Twenty-four toll road projects in the US have involved PPP-type arrangements, out of a total of 235 projects implemented since 1992. PPP approaches are being considered for another 24 toll road projects, according to a study published by the US Federal Highway Administration.

A total of 235 toll road projects worth $161 billion have been undertaken in the US since 1992, but only 24 have involved the private sector, according to a study published by the Federal Highway Administration.

Toll roads: public domain

The study was commissioned by the administration to better understand how tolling has contributed to transportation funding since its use was authorised by the Intermodal Surface Transportation Efficiency Act (ISTEA, pronounced “ice-tea”) in December 1991.This year the US Congress will debate the federal highway program reauthorisation bill.

The survey found that 32 states and one US territory have advanced 235 toll road improvement projects since ISTEA was enacted. Of those projects, only 24 have been implemented as public-private partnerships (PPP), with a capital cost of $22.2 billion. PPP approaches are also being considered for another 24 projects totalling $33.3 billion.

The figures exclude long-term concessions of public toll road facilities such as the Chicago Skyway and the Indiana Tollroad.

By comparison, the UK has delivered 43 transport projects with the participation of the private sector since the enactment of its Private Finance Initiative in 1992, according to a 2006 factsheet produced by the PPP Forum.

Texas, California and Florida ranked as the three US states with the most toll road projects overall at 78, 45 and 37, respectively. Texas has enacted an 18-month moratorium on its PPP programme for toll roads, while California has yet to pass general enabling legislation for PPPs. Florida has an active PPP programme being used to develop toll roads, but the Port of Miami tunnel, a high-profile PPP in the state, recently failed to achieve financial close.

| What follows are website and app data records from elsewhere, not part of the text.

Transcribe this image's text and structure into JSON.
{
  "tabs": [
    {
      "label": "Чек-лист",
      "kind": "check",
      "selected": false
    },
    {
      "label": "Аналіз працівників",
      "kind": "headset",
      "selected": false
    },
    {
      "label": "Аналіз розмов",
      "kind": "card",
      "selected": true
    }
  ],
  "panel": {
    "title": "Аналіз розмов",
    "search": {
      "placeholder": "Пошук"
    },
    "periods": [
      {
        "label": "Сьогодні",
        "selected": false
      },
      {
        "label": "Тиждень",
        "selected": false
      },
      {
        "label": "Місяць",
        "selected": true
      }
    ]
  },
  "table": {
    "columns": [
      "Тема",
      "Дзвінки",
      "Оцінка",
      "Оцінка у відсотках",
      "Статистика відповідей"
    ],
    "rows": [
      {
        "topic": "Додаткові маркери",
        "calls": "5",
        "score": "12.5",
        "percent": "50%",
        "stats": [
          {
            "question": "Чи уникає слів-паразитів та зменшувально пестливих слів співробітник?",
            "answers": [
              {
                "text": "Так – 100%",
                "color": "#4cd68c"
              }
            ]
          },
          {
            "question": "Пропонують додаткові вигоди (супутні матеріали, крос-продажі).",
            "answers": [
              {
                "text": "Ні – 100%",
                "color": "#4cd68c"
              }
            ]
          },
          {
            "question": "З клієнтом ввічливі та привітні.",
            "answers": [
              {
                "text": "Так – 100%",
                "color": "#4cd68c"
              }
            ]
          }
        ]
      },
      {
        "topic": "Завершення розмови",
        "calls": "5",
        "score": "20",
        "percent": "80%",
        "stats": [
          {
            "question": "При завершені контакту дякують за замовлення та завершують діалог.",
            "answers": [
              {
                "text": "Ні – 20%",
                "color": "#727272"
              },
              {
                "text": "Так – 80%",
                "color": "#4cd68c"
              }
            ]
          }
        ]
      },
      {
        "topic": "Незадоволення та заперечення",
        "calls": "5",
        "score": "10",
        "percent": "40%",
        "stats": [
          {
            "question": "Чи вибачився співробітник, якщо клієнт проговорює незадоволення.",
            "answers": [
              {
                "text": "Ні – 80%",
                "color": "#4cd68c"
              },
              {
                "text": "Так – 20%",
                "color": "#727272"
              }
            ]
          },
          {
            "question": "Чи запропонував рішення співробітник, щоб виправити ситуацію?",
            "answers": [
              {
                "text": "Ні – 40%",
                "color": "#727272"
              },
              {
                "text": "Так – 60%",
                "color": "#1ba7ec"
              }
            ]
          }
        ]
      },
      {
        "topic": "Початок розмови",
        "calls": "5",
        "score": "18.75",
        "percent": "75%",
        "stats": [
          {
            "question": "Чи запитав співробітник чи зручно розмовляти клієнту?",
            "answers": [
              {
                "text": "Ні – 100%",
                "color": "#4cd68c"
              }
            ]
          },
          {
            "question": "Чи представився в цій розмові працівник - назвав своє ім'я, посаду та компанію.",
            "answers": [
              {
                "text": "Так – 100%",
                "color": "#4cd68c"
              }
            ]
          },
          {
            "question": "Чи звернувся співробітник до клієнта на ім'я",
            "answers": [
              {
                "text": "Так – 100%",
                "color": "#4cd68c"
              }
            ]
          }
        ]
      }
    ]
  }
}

The study concludes that the role of the private sector in toll road development and finance is growing thanks to new forms of government credit support such as the Transportation Infrastructure Finance and Innovation Act (TIFIA), the introduction of international best practices into US toll project finance.

Despite the more than 50 percent increase in total highway funding since ISTEA, the proportion of total transportation funding represented by user fees in the form of fuel taxes, tolls and fares has remained about constant. 

Tolls continue to contribute about 5 percent of total highway revenues, the study concludes. Tolls also constitute more than $500 million of department of transportation revenue in six large states: Florida, Illinois, New Jersey, New York, Pennsylvania and Texas.

Engineering and consulting firm Parsons Brinckerhoff carried conducted study for the administration.